The Politics of Translation in the Middle Ages and the Renaissance by Renate Blumenfeld-Kosinski My rating: 4 of 5 stars I discovered this book in the Cardiff University library and thought it would provide a valuable insight into translation in history. I am interested in general history of the Renaissance and Middle Ages and found that this book helped to transfer pre-existing knowledge to the field of Translation. The book is a selection of academic papers from primarily North American institutes, There seemed to be a lot of emphasis on the French language as a vernacular and also, more obviously, Latin. I suppose that this reflects the importance of French as a cultural language at the time. It precedes English as the global lingua franca by some distance. The general introduction chapters were very useful in terms of setting into context the role of translation during the epoque and the political implications that a translator would consider. The stand out chapter for me introduces the subject of Etienne Dolet, a translation martyr who was sentenced to death and executed as a result of his work. The Dolet tale was an intriguing one and demonstrates clearly how a target-language’s cultural attitudes have to be taken into consideration when working as a translator. I feel that Dolet is a person upon whom I would like to follow up research throughout the course of my Translation degree.
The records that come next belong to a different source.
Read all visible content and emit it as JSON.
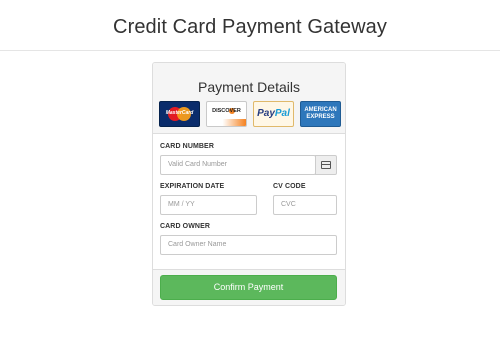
{
  "header": {
    "title": "Credit Card Payment Gateway"
  },
  "panel": {
    "title": "Payment Details",
    "card_logos": {
      "mastercard": "MasterCard",
      "discover": "DISCOVER",
      "paypal_a": "Pay",
      "paypal_b": "Pal",
      "amex_1": "AMERICAN",
      "amex_2": "EXPRESS"
    }
  },
  "form": {
    "card_number": {
      "label": "CARD NUMBER",
      "placeholder": "Valid Card Number"
    },
    "expiration": {
      "label": "EXPIRATION DATE",
      "placeholder": "MM / YY"
    },
    "cvc": {
      "label": "CV CODE",
      "placeholder": "CVC"
    },
    "owner": {
      "label": "CARD OWNER",
      "placeholder": "Card Owner Name"
    }
  },
  "footer": {
    "confirm_label": "Confirm Payment"
  },
  "colors": {
    "confirm_button": "#5cb85c",
    "panel_bg": "#f5f5f5"
  },
  "icons": {
    "card_addon": "credit-card-icon"
  }
}
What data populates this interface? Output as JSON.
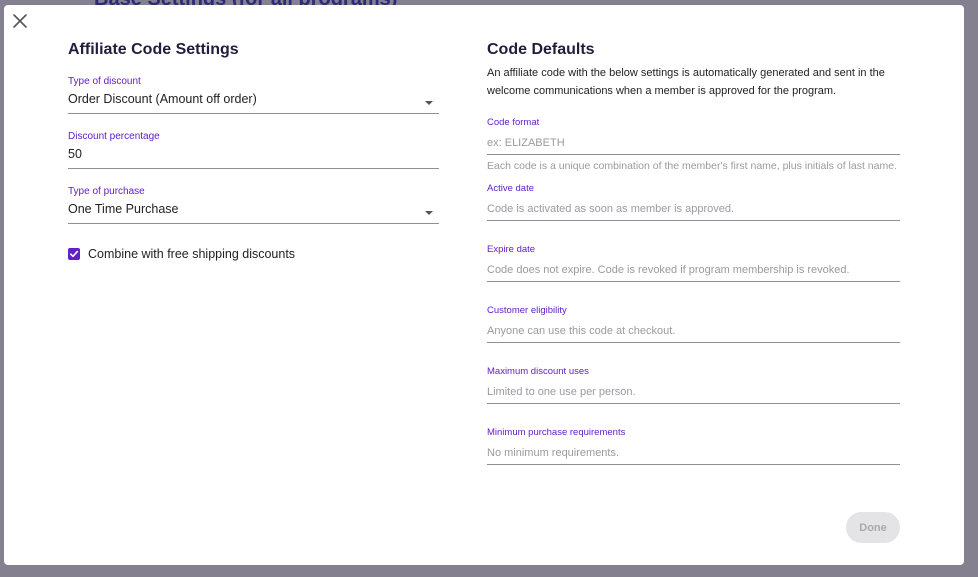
{
  "background": {
    "heading": "Base Settings (for all programs)"
  },
  "modal": {
    "close_icon": "close-icon"
  },
  "affiliate": {
    "title": "Affiliate Code Settings",
    "type_of_discount": {
      "label": "Type of discount",
      "value": "Order Discount (Amount off order)"
    },
    "discount_percentage": {
      "label": "Discount percentage",
      "value": "50"
    },
    "type_of_purchase": {
      "label": "Type of purchase",
      "value": "One Time Purchase"
    },
    "combine_free_shipping": {
      "label": "Combine with free shipping discounts",
      "checked": true
    }
  },
  "defaults": {
    "title": "Code Defaults",
    "description": "An affiliate code with the below settings is automatically generated and sent in the welcome communications when a member is approved for the program.",
    "code_format": {
      "label": "Code format",
      "placeholder": "ex: ELIZABETH",
      "helper": "Each code is a unique combination of the member's first name, plus initials of last name."
    },
    "active_date": {
      "label": "Active date",
      "placeholder": "Code is activated as soon as member is approved."
    },
    "expire_date": {
      "label": "Expire date",
      "placeholder": "Code does not expire. Code is revoked if program membership is revoked."
    },
    "customer_eligibility": {
      "label": "Customer eligibility",
      "placeholder": "Anyone can use this code at checkout."
    },
    "max_discount_uses": {
      "label": "Maximum discount uses",
      "placeholder": "Limited to one use per person."
    },
    "min_purchase": {
      "label": "Minimum purchase requirements",
      "placeholder": "No minimum requirements."
    }
  },
  "footer": {
    "done_label": "Done"
  },
  "colors": {
    "accent": "#6220c8",
    "overlay": "#85808f",
    "disabled_button": "#e4e4e7"
  }
}
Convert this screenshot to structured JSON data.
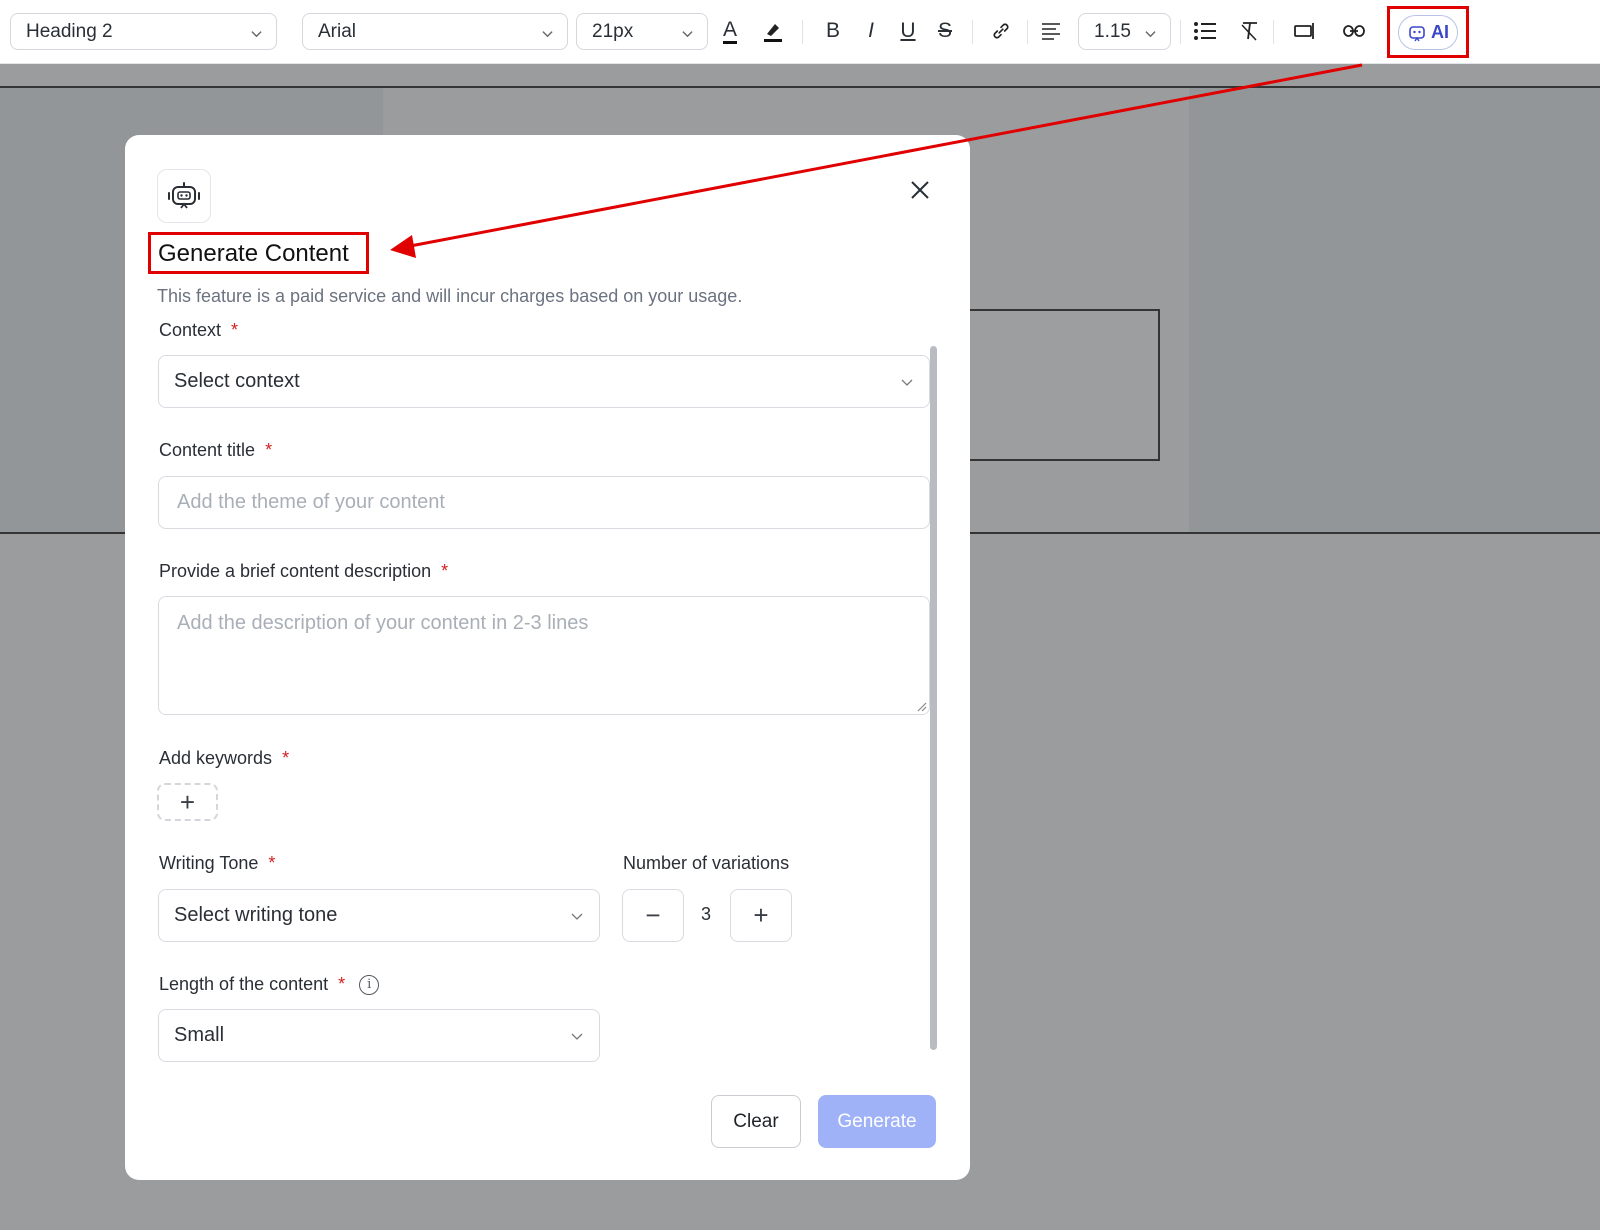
{
  "toolbar": {
    "block_style": "Heading 2",
    "font_family": "Arial",
    "font_size": "21px",
    "line_height": "1.15",
    "ai_label": "AI",
    "icons": [
      "text-color-icon",
      "highlight-icon",
      "bold-icon",
      "italic-icon",
      "underline-icon",
      "strikethrough-icon",
      "link-icon",
      "align-icon",
      "bullet-list-icon",
      "clear-format-icon",
      "insert-field-icon",
      "unlink-icon"
    ],
    "glyphs": {
      "text_color": "A",
      "bold": "B",
      "italic": "I",
      "underline": "U",
      "strike": "S"
    }
  },
  "modal": {
    "title": "Generate Content",
    "subtitle": "This feature is a paid service and will incur charges based on your usage.",
    "context": {
      "label": "Context",
      "value": "Select context"
    },
    "content_title": {
      "label": "Content title",
      "placeholder": "Add the theme of your content"
    },
    "description": {
      "label": "Provide a brief content description",
      "placeholder": "Add the description of your content in 2-3 lines"
    },
    "keywords": {
      "label": "Add keywords",
      "add": "+"
    },
    "tone": {
      "label": "Writing Tone",
      "value": "Select writing tone"
    },
    "variations": {
      "label": "Number of variations",
      "value": "3",
      "minus": "−",
      "plus": "+"
    },
    "length": {
      "label": "Length of the content",
      "value": "Small"
    },
    "required_mark": "*",
    "buttons": {
      "clear": "Clear",
      "generate": "Generate"
    }
  },
  "annotation": {
    "color": "#e00000"
  }
}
I am a keen fan of Montaigne and it had previously eluded me that a lot of his great work was inspired by his activities as a translator. There are two chapters covering his translation of Raimond Sebond and the detailed critique that has ensued regarding the fidelity of his translation and the speculation of the true political motives behind his methodology. I think that very often, in translation, some of the reasoning and suppositions of translation critics fail to address the actual linguistical differences between foreign tongues. There are massive style changes at work that are bound to change the register of the original author and the translator would often introduce new ideas and themes only at a subliminal level, although that could very reasonably be done within the culture and political / historic climate of the current prevailing target-culture. This book covers a wide variety of other topics, some of which are more relevant and interesting than others. I enjoyed The Alfredan Boethius chapter….